Alpha-tocopherol (vitamin E) is a plant-derived dietary lipid that is essential for human health. The vitamin is known to function as a lipid anti-oxidant that prevents and ameliorates oxidative stress in the nervous and reproductive systems. Despite its established importance for human health, intake of vitamin E in the US population is far below recommended levels. Moreover, the exact molecular mechanisms by which tocopherol offers protection from disease are poorly understood.
We recently found that in addition to its established function in combating oxidative stress, vitamin E has novel, antioxidant-independent functions. Specifically, it directly regulates the expression of a vitamin E transporter in neurons and in liver cells. These novel findings indicate that the levels and distribution of vitamin E in the body are homeostatically-controlled and regulated.
The project is aimed to elucidate how vitamin E regulates gene expression. Student will gain a deep understanding of the literature on nutrient-gene-gene interactions (through guided readings and discussions), and learn basic concepts and techniques required for studying gene expression in cultured cells. Major experimental approaches include mammalian cell culture, analyses of mRNA expression, optical and fluorescence microscopy, and relevant biochemical assays. Student will write a short summary paper upon conclusion of the project.
NOTE: Requirements: coursework in Biochemistry and Physiology. One-day formal training in laboratory safety will be carried out prior to project onset.
• Understand how nutrients affect cell physiology by altering gene expression.
• Gain proficiency in experiment design, execution, and data analysis.
Danny Manor, PhD
Retail Food Environments
Assessing and validating the retail food environment surrounding schools in low-income neighborhoods
Catherine Rogers, PhD, MS, RDN
Immunohistologic Analyses of Excess Dietary Iron and Intestinal Tumorigenesis
James Swain, PhD, RD, LD, FAND
Exomes as Biomarkers
Purifying exomes for use as biomarkers
Tilton Summer Research for full project description (PDF).

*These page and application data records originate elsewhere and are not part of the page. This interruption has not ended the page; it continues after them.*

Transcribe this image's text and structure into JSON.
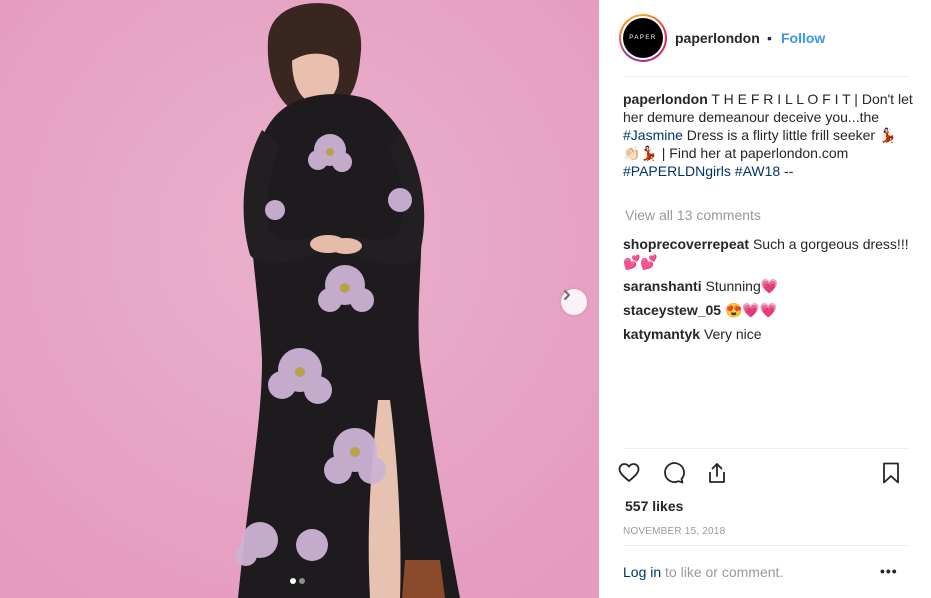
{
  "media": {
    "carousel_dots": 2,
    "active_dot": 1,
    "background_color": "#e7a6c6",
    "next_icon": "chevron-right-icon"
  },
  "header": {
    "avatar_text": "PAPER",
    "username": "paperlondon",
    "separator": "•",
    "follow_label": "Follow"
  },
  "caption": {
    "username": "paperlondon",
    "text_1": " T H E F R I L L O F I T | Don't let her demure demeanour deceive you...the ",
    "tag_1": "#Jasmine",
    "text_2": " Dress is a flirty little frill seeker 💃🏻👏🏻💃🏻 | Find her at paperlondon.com ",
    "tag_2": "#PAPERLDNgirls",
    "text_3": " ",
    "tag_3": "#AW18",
    "text_4": " --"
  },
  "view_all_comments": "View all 13 comments",
  "comments": [
    {
      "user": "shoprecoverrepeat",
      "text": "Such a gorgeous dress!!!💕💕"
    },
    {
      "user": "saranshanti",
      "text": "Stunning💗"
    },
    {
      "user": "staceystew_05",
      "text": "😍💗💗"
    },
    {
      "user": "katymantyk",
      "text": "Very nice"
    }
  ],
  "actions": {
    "like_icon": "heart-icon",
    "comment_icon": "comment-icon",
    "share_icon": "share-icon",
    "save_icon": "bookmark-icon"
  },
  "likes": "557 likes",
  "date": "NOVEMBER 15, 2018",
  "footer": {
    "login_link": "Log in",
    "login_text": " to like or comment.",
    "more_label": "•••"
  },
  "colors": {
    "link_blue": "#3897f0",
    "hashtag": "#003569",
    "muted": "#999999"
  }
}
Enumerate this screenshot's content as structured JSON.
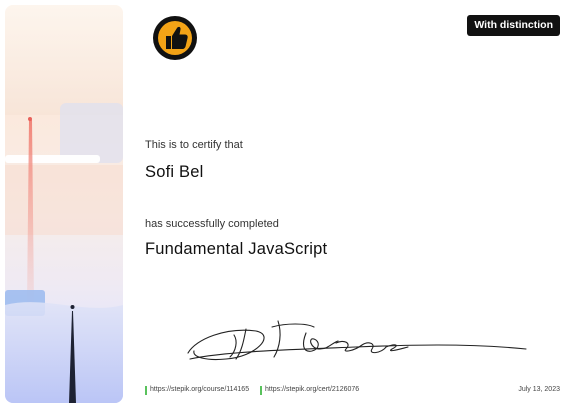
{
  "badge": {
    "label": "With distinction",
    "icon": "thumbs-up-icon"
  },
  "certificate": {
    "intro": "This is to certify that",
    "recipient": "Sofi Bel",
    "completion_text": "has successfully completed",
    "course_title": "Fundamental JavaScript"
  },
  "footer": {
    "course_link": "https://stepik.org/course/114165",
    "cert_link": "https://stepik.org/cert/2126076",
    "date": "July 13, 2023"
  },
  "colors": {
    "badge_bg": "#111111",
    "badge_text": "#ffffff",
    "link_marker": "#59c25c",
    "icon_ring": "#f3a316"
  }
}
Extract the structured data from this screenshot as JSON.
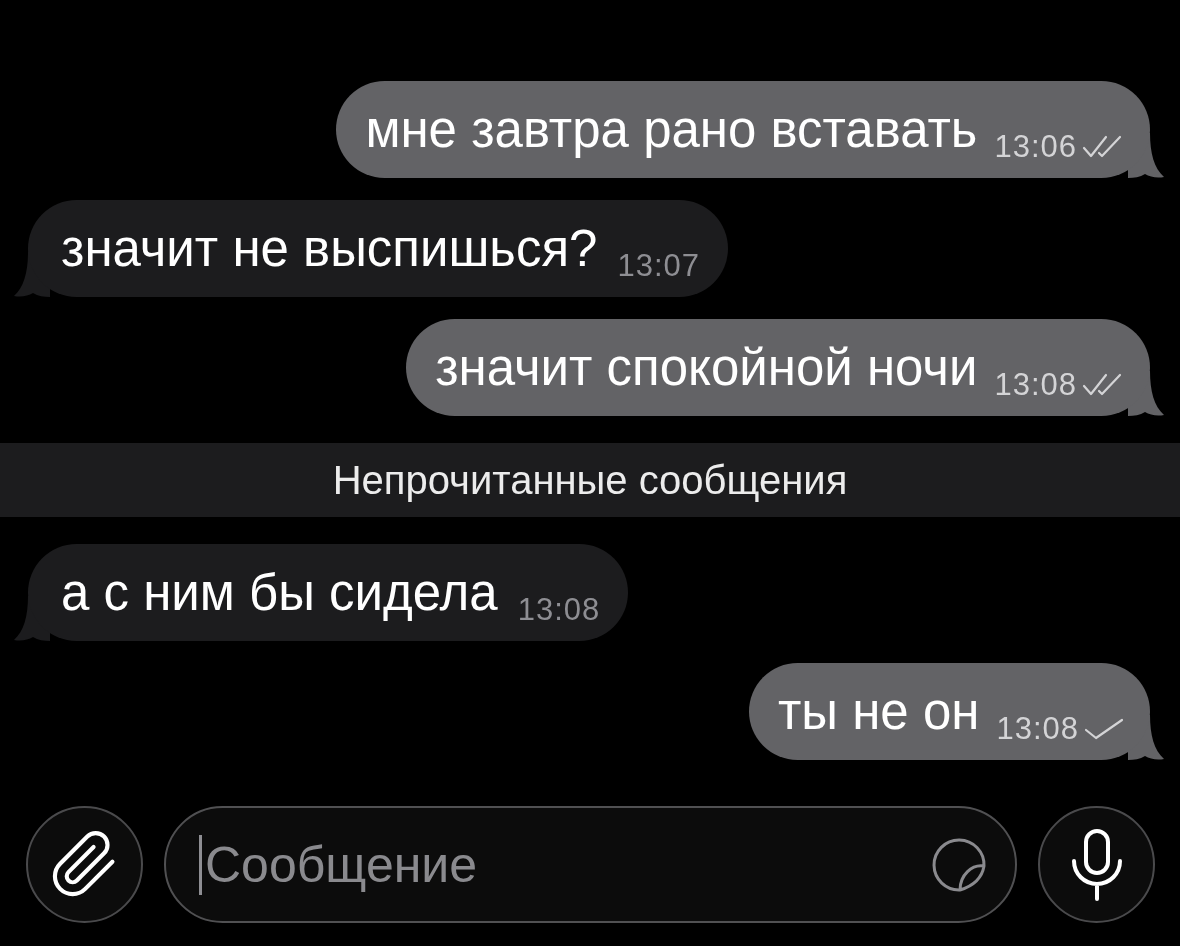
{
  "messages": [
    {
      "kind": "outgoing",
      "text": "мне завтра рано вставать",
      "time": "13:06",
      "read": true
    },
    {
      "kind": "incoming",
      "text": "значит не выспишься?",
      "time": "13:07"
    },
    {
      "kind": "outgoing",
      "text": "значит спокойной ночи",
      "time": "13:08",
      "read": true
    },
    {
      "kind": "divider",
      "text": "Непрочитанные сообщения"
    },
    {
      "kind": "incoming",
      "text": "а с ним бы сидела",
      "time": "13:08"
    },
    {
      "kind": "outgoing",
      "text": "ты не он",
      "time": "13:08",
      "read": false
    }
  ],
  "composer": {
    "placeholder": "Сообщение"
  }
}
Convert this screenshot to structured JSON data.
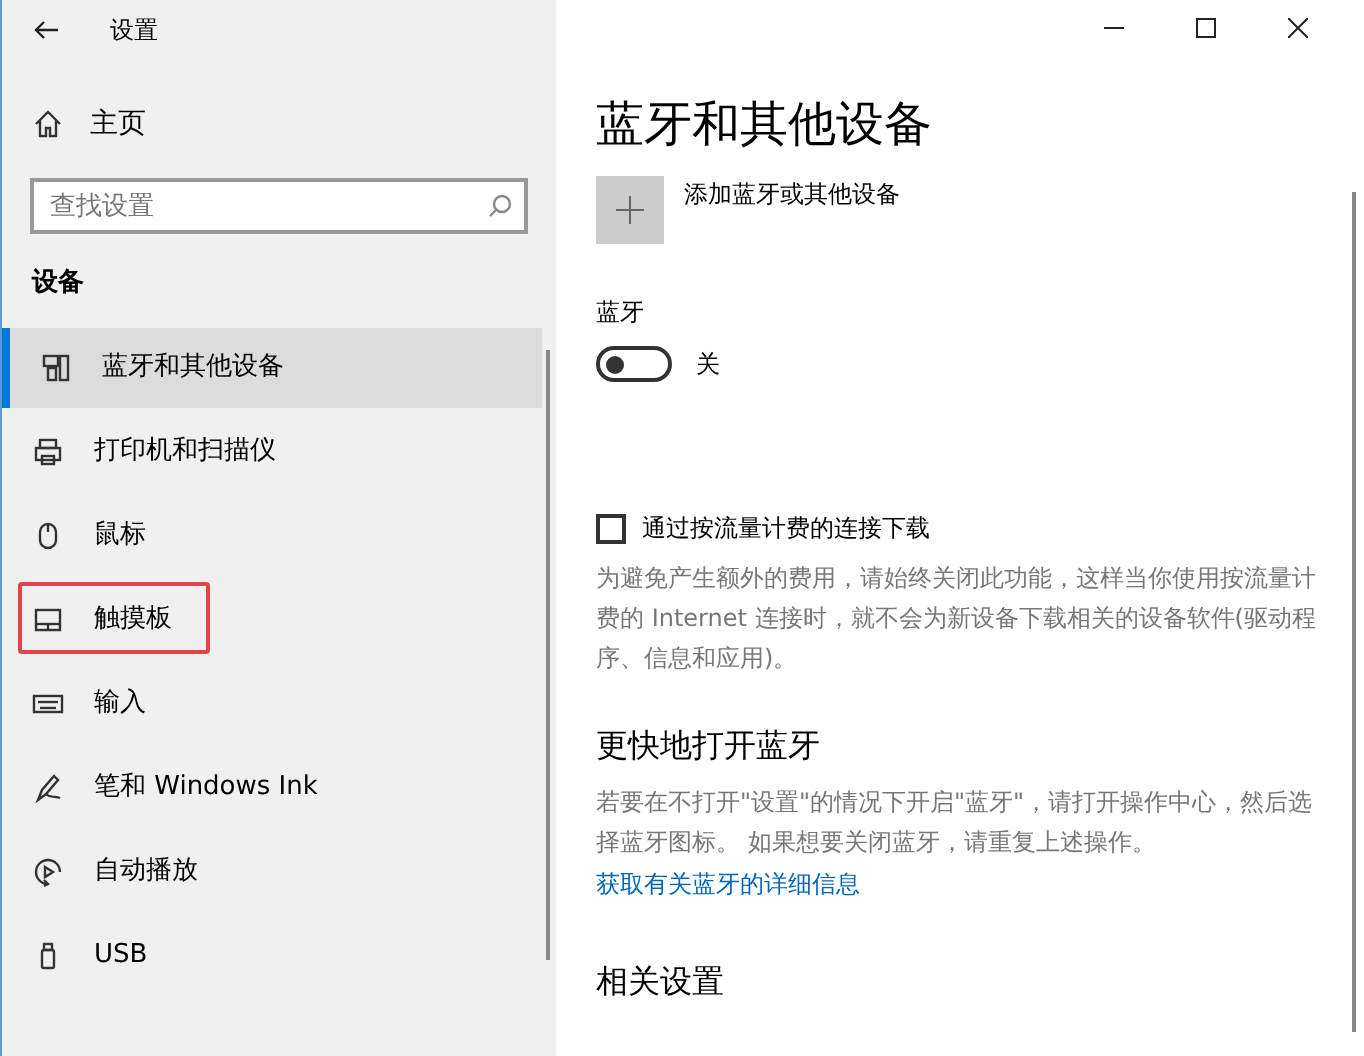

John Tilton, MD
Exploring the association among estrogen receptors, gut hormones, and disordered eating behaviors in female athletes
Lynn Cialdella Kam, PhD, MBA, RDN, LD
Sichun Yang, PhD
Exploring pediatric obesity treatment in a pediatric primary care setting
Rosana Watowicz, PhD, RD, LD
Catherine Rogers. PhD, MS, RD
The role of macrophage polarization in the development of sepsis
Colleen Croniger, PhD